The ride-hailing industry, which touted $36.5 billion in sales globally in 2017, is expected to grow rapidly but is fraught with questions about the future of automated driving, regulatory pushback, and legal challenges over drivers' pay and benefits.

Lyft is expected to emphasize to investors its rapid growth in the U.S. and its relatively uncomplicated business model, which focuses on selling rides in cars, bikes, and scooters.

In its IPO filing, Lyft said its U.S. market share had risen to 39 percent, from 35 percent early in 2018, gaining some ground on long-dominant Uber. Unlike Uber, Lyft operates only in North America.

Lyft's revenue was $2.16 billion for 2018, double that of the previous year and up 528 percent from $343 million in 2016. But Lyft posted a loss of $911 million for 2018, which climbed from $688 million in 2017 and $682 million in 2016, according to its IPO filing.

Losses could continue to mount, Lyft cautioned, as it continues to invest and eye a broader international expansion, and it could be forced to increase driver pay.

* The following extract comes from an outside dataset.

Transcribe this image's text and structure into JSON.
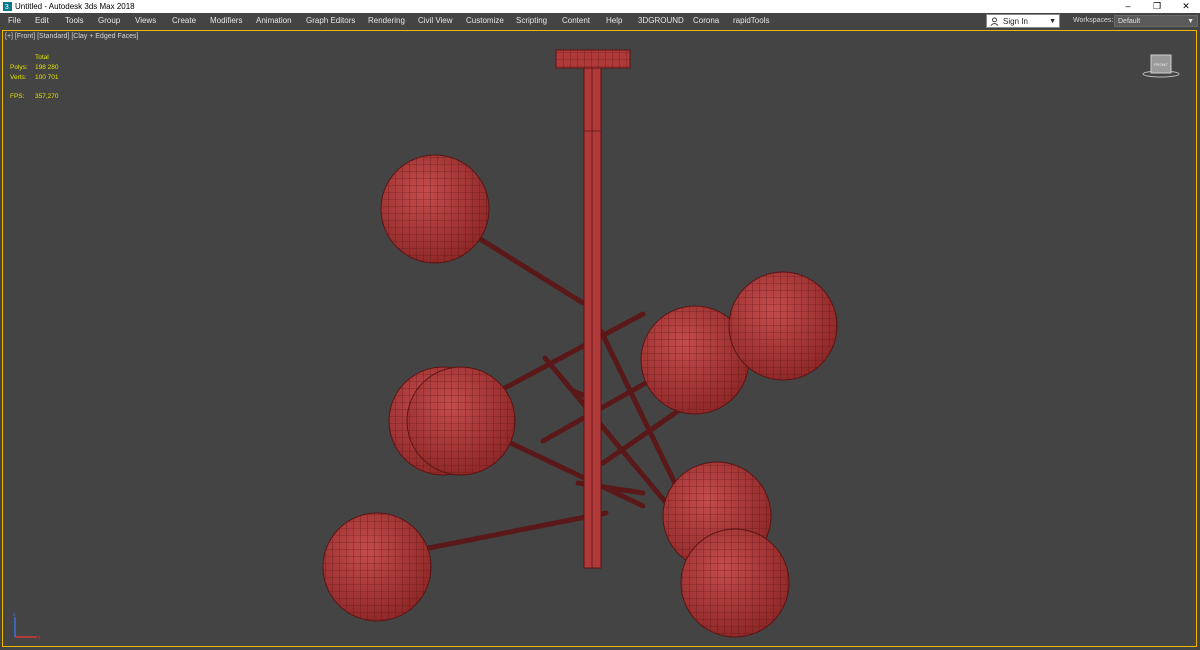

Uber's revenue last year was $11.3 billion, while its gross bookings from rides were $50 billion. But the company lost $3.3 billion, excluding gains from the sale of its overseas business units in Russia and Southeast Asia.

SoftBank's Vision Fund and Toyota Motor Corp. are part of a consortium of investors in talks to invest $1 billion in Uber's self-driving-car unit, Reuters reported Wednesday. Taking on large investors who will influence a key business is an unusual move for a company so close to an IPO.

--This post originally appeared on Business Insider.

Published on: Mar 18, 2019